Byzantine grave site found in Syria

A joint team of Syrian and Japanese archaeologists have discovered the graves of children dating to the 6th century in the ancient city of Palmyra. A wealthy city along the caravan route, Palmyra was known as the Bride of the Desert.

Controversy surrounds Dracula's cellar

Archaeologists have discovered what they believe is the basement of ”Drakulya House,” owned by Vlad III Tepes, more commonly known as Dracula, in the Hungarian city of Pécs, but authorities plan to fill in the excavation for preservation purposes.

"High status" Saxon brooch found in South Oxfordshire

Metal detectorists at a rally in South Oxfordshire have discovered a 6th century Saxon grave yielding a skull and a garnet brooch belonging to some of "high status."

Staffordshire hoard will "reshape understanding of the Dark Ages"

The recent discovery of over 1500 Anglo-Saxon artifacts near Staffordshire, England is having an amazing impact - and not just on the archaeological community. Thousands of everyday citizens are lining up to get a look at the 7th to 8th century treasure, and displaying a new curiosity about their Anglo-Saxon heritage.

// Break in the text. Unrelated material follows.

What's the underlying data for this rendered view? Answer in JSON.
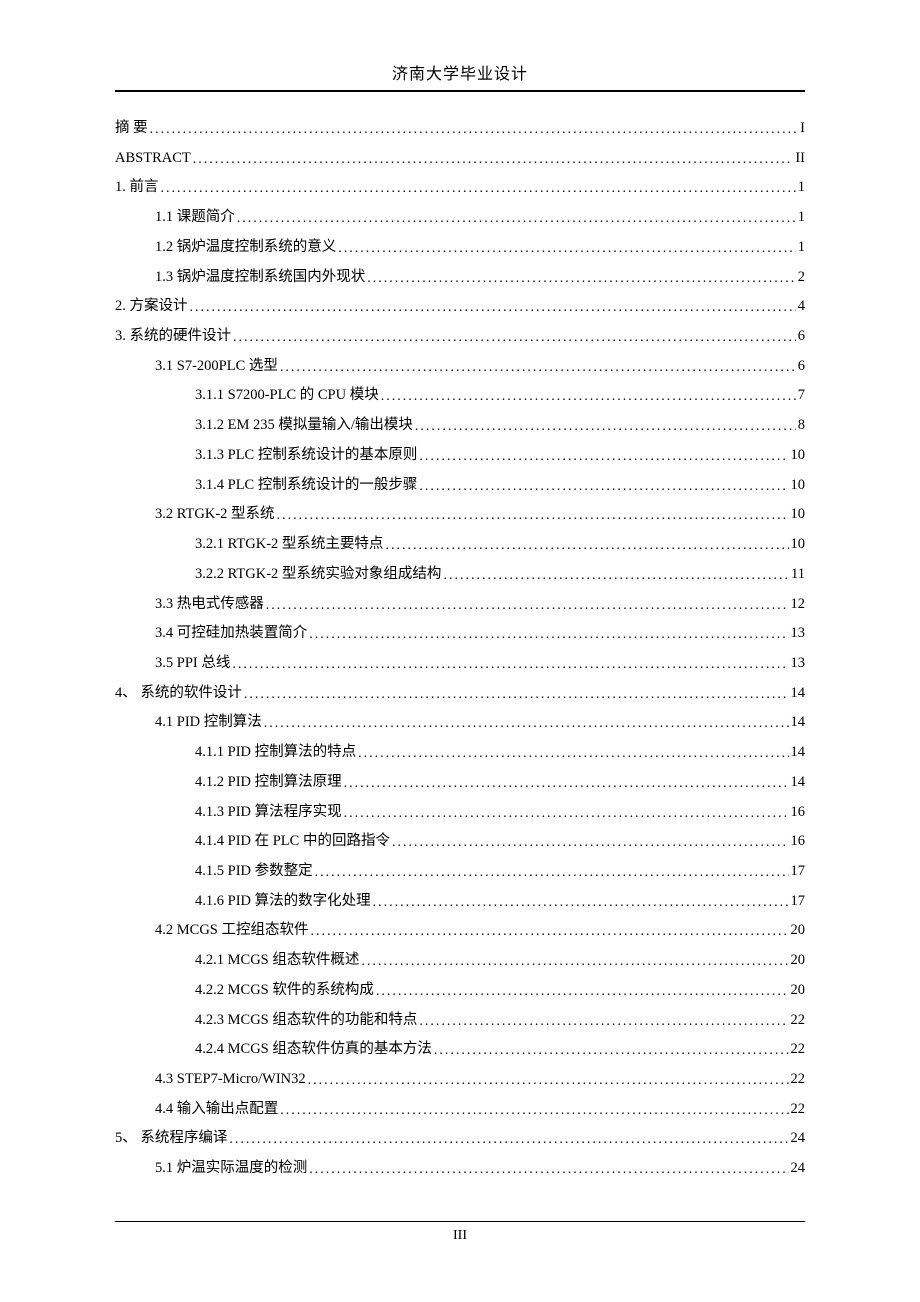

Decapitated skeletons may have been Viking raiders

New studies of the recent discovery of 51 decapitated skeletons found in an old quarry at Ridgeway Hill, near Weymouth, England, may show that the young men were captured Viking raiders who were executed and buried in a mass grave.

Amateur treasure hunter finds 'seven figure' haul of Anglo-Saxon gold

The largest haul of Anglo-Saxon gold ever found has been discovered by a metal detector enthusiast on farmland in Staffordshire, it was revealed recently.

Roman skeleton really Goth

The 5th century skeleton of a man, discovered in 1972 in Gloucester, England, has been identified as a Goth, originating from east of the Danube River. Experts feel that the man was most likely a Roman soldier.

Bones of unidentified saint found in Bulgarian cathedral

Archaeologists working at the site of a medieval church, part of the fortress of Perperikon in Bulgaria, have discovered a bronze cross bearing remains dating to the 5th-7th centuries C.E. "These are broken and decayed bones, most definitely of a saint," Professor Ovcharov said.

Visitors invited to view processing of Anglo-Saxon grave finds

Visitors to the town of Sittingbourne, England have a rare opportunity to watch the processing of artifacts from an Anglo-Saxon burial site. (photos and video)

Abbasid Period village found in Qatar

A joint team of French and Qatari archaeologists is excited about the discovery of a 9th century town, "a remarkable village of 220 houses, two forts and two mosques," buried for centuries beneath the sands of northwest Qatar.

Murder or execution in Venta Icenorum?

"This is an abnormal burial," said archaeologist Will Bowden of the University of Nottingham, about the discovery of a male skeleton, buried with his hands tied behind his back. "It could be that the person was murdered or executed, although this is still a matter of speculation." (photo)

Roman military camps found on Austrian amber road

The discovery of three Roman military camps "will rewrite the history of the Romans in Austria," said Stefan Groh, the leader of the Austrian Archeological Institute team which discovered the camps near Strebersdorf. The sites were found on the amber road, the ancient trading route which runs through the country.

Lost settlement of Argall Towne found

Alain Outlaw of Archaeological & Cultural Solutions, has been looking for Argall Towne since 1975. The elusive, short-lived settlement was started in 1617 near Jamestown, Virginia, by Capt. Samuel Argall, best known for kidnapping Pocahontas in 1613.

Hadrian's wall cemetery to be excavated

Excavation has begun on "the first systematic excavation of a cemetery on Hadrian's Wall," a Roman cremation cemetery which is part of the World Heritage Site at Birdoswald Fort, Cumbri.

Huge Anglo-Saxon gold hoard found

The BBC is reporting on a treasure find in England that rivals that of the Sutton Hoo burial, if not in quality then certainly in quantity.